Why You Must Avoid Exposure to this Chemical

Disclaimer: Results are not guaranteed*** and may vary from person to person***.

Formaldehyde has a troubled history when it comes to human health. The chemical is used extensively in the manufacturing industry. It’s the main binder and adhesive in many wood products (think particle board). It’s also widely used in the plastics industry, textile finishing, agriculture, and medicine.

So, in a way, formaldehyde is everywhere. This is somewhat worrisome. Consider that formaldehyde gas is listed in the 11th edition of the “Report on Carcinogens” (RoC) as reasonably anticipated to be a human carcinogen based on evidence of carcinogenicity in humans. Formaldehyde (all physical forms) has also been nominated for possible reclassification in the 12th RoC based on a review by the International Agency for Research on Cancer.

How prevalent is exposure to formaldehyde? Formaldehyde is so widely used that it has been suggested that occupational exposure to the chemical happens in just about all workplaces. Formaldehyde has been detected in indoor and outdoor air, in treated drinking water, bottled drinking water, surface water, and groundwater, on land and in the soil, and in numerous types of food.

A large number of studies have evaluated the relationship between formaldehyde exposure and cancer in humans. Not only does formaldehyde pose a cancer-risk, but it is also a highly reactive chemical that causes tissue irritation and damage on contact. Formaldehyde can cause upper airway and eye irritation, and neuro-physiological effects such as insomnia, memory loss, mood alterations, nausea and fatigue.

Convinced that it might be a good idea to try to lessen your exposure to formaldehyde? Here are some tips to help you out:

–Don’t let anyone smoke inside your home.

–If you use wood-burning appliances, keep them in good repair. Make sure the chimney is not blocked and that there are no leaks that would let smoke seep into your home. Also, consider installing an “advanced combustion” wood stove or fireplace insert to reduce toxic emissions.

–If you buy furniture or cabinets made from particleboard or medium density fibreboard, try to buy items that are covered with plastic laminate or coated on all sides. Sealing any unfinished sides will also reduce the amount of formaldehyde released by these products. Another option is to look for products made with glues that do not contain formaldehyde.

–Control moisture levels inside your home. When humidity levels are high, products tend to release formaldehyde into the air at a faster rate.

–Wash permanent press clothing and sheets before you use them, and air out such products as permanent press drapes before bringing them into your home.

–If you use consumer products that may contain formaldehyde (see the list earlier in this article), be sure there is adequate ventilation.
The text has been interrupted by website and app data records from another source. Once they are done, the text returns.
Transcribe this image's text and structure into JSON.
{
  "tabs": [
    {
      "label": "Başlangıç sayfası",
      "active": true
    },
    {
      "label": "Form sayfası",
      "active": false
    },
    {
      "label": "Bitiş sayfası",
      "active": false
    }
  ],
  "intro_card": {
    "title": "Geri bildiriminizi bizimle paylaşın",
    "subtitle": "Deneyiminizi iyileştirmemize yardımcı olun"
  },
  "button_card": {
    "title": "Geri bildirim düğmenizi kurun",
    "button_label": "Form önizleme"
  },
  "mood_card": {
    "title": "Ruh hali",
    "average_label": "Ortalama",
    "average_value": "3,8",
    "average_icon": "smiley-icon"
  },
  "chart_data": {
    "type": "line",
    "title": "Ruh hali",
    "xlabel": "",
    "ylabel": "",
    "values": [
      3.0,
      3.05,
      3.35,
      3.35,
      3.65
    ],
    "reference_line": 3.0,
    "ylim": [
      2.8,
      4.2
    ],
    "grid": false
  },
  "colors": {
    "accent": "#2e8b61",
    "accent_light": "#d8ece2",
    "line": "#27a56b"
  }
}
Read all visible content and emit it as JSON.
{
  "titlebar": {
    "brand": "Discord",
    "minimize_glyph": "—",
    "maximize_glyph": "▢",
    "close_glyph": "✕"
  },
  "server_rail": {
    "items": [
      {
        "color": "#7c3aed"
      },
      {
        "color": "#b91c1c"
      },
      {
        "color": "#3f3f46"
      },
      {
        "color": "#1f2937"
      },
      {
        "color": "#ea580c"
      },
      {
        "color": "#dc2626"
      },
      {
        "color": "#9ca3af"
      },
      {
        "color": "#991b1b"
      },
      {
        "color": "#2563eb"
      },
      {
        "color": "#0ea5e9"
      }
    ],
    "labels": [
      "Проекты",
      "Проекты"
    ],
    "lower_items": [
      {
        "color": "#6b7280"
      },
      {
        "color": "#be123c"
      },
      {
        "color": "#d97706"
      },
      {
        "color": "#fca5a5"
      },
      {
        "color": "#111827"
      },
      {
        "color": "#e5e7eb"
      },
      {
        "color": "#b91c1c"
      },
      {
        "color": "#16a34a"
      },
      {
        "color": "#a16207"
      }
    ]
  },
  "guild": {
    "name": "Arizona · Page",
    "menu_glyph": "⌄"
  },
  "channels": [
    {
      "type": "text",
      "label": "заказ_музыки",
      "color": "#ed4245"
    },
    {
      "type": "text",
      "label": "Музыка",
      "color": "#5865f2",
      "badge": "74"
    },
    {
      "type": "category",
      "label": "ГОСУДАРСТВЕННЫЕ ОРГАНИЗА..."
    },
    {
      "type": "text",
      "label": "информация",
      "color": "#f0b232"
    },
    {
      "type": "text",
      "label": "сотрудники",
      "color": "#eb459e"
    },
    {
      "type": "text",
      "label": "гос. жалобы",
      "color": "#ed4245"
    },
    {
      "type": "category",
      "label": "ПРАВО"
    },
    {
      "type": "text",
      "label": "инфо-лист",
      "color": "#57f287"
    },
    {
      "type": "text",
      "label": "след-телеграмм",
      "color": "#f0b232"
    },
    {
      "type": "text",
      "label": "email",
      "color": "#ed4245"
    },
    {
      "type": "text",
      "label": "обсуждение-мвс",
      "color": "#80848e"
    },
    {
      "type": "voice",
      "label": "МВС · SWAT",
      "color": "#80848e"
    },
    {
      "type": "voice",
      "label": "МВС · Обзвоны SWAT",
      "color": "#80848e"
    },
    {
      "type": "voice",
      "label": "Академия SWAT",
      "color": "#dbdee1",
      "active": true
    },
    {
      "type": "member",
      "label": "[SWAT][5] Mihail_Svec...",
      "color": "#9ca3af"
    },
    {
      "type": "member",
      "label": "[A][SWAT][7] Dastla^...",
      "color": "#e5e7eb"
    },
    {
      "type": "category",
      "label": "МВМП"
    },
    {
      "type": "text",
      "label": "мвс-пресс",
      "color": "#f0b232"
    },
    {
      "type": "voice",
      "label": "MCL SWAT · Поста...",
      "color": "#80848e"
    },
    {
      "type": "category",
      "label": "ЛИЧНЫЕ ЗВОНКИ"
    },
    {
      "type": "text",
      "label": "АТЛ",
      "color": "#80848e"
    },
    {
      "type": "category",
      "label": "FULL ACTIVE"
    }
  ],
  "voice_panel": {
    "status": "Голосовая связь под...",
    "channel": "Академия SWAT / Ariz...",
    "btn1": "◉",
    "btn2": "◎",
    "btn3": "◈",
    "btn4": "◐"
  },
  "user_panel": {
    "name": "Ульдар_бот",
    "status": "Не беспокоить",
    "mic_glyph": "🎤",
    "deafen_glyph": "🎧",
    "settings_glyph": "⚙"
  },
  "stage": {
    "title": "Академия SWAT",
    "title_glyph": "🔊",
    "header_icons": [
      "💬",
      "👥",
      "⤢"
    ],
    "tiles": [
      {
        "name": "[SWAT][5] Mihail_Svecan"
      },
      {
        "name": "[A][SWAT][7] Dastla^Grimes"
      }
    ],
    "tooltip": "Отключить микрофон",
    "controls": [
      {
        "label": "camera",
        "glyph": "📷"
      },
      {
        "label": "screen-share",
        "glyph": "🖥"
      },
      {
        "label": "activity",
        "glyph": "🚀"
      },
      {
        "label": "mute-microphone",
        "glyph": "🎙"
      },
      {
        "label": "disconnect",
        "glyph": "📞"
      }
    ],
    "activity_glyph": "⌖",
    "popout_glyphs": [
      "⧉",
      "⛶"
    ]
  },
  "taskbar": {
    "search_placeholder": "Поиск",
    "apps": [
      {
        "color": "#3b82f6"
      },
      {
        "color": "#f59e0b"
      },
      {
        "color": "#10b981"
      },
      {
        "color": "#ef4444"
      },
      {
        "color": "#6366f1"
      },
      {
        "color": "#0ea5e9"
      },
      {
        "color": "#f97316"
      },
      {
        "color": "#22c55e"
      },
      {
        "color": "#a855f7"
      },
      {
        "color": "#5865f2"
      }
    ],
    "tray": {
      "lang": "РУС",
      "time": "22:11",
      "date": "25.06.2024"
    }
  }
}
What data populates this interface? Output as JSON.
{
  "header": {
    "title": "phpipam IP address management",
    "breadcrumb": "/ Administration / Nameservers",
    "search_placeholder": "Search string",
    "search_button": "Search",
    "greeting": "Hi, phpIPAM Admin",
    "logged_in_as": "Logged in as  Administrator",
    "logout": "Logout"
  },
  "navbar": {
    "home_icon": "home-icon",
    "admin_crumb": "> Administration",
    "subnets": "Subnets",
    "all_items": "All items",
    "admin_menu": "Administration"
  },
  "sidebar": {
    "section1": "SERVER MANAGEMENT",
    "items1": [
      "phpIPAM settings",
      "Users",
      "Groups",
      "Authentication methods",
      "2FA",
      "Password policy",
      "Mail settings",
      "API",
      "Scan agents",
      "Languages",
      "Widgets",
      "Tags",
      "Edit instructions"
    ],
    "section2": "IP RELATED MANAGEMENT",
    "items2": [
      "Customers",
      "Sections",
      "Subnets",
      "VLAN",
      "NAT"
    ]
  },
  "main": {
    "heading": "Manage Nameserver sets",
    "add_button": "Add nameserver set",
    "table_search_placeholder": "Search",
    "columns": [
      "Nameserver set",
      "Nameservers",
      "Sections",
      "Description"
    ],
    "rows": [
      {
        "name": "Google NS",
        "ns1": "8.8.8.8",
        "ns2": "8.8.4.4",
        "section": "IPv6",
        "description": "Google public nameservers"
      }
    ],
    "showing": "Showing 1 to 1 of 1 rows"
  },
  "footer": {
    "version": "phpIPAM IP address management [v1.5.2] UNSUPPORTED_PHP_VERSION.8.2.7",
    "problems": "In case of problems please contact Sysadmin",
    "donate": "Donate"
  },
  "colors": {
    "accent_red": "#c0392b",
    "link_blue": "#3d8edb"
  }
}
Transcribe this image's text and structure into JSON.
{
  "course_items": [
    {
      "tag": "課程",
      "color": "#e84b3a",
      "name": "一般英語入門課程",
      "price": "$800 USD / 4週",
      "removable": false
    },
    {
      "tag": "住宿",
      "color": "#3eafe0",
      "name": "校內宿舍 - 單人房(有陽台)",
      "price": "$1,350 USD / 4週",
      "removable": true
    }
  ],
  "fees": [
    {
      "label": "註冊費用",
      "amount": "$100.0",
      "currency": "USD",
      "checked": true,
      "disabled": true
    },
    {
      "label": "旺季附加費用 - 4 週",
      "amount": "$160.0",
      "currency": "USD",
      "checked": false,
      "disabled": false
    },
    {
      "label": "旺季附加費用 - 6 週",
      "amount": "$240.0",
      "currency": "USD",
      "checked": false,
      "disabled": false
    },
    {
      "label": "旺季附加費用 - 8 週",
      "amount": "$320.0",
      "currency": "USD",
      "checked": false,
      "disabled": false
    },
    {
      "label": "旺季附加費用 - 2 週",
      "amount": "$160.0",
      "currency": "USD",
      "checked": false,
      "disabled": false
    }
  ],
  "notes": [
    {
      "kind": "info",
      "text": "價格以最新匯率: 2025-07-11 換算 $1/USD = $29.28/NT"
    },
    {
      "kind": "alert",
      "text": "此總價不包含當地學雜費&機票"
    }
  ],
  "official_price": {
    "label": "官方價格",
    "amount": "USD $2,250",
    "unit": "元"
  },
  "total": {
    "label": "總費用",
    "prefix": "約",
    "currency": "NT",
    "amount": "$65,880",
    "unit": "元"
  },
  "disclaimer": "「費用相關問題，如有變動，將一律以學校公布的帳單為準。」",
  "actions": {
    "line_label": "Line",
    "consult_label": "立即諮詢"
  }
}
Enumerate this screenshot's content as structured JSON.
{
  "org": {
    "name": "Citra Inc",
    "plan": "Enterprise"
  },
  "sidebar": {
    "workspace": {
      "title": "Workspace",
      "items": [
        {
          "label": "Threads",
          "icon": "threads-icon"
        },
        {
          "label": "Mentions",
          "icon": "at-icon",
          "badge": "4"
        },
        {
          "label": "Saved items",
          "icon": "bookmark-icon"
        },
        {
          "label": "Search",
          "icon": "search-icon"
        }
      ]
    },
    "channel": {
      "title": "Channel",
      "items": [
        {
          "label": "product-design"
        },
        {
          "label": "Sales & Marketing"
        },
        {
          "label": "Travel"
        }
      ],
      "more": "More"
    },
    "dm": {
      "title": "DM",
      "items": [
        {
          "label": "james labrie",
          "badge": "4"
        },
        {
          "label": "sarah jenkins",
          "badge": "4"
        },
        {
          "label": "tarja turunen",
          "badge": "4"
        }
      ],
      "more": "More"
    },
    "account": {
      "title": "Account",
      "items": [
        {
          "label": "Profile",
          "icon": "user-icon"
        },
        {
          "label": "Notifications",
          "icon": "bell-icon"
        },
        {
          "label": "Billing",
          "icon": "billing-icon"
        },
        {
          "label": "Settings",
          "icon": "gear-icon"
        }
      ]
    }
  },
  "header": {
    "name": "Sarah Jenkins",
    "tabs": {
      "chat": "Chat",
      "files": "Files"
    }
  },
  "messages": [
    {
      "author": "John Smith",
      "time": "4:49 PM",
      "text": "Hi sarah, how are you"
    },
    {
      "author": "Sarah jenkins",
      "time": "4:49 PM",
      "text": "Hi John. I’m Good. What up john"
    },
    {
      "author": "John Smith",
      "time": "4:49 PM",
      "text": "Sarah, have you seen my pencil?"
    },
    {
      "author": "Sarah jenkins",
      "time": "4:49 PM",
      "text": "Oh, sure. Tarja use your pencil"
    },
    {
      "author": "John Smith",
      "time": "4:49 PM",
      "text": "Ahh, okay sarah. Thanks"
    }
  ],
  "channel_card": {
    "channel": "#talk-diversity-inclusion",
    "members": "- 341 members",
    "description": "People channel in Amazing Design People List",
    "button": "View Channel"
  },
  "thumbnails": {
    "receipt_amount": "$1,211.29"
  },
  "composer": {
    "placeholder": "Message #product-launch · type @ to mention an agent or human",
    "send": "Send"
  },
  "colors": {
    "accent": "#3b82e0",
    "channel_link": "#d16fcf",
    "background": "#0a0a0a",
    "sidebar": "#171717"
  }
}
–Do not run engines (e.g. vehicles, lawnmowers, snow blowers, etc.) in spaces attached to your home (e.g., a garage or workshop), or near the entrance or windows of your home. Engine exhaust contains a number of toxic chemicals, including formaldehyde.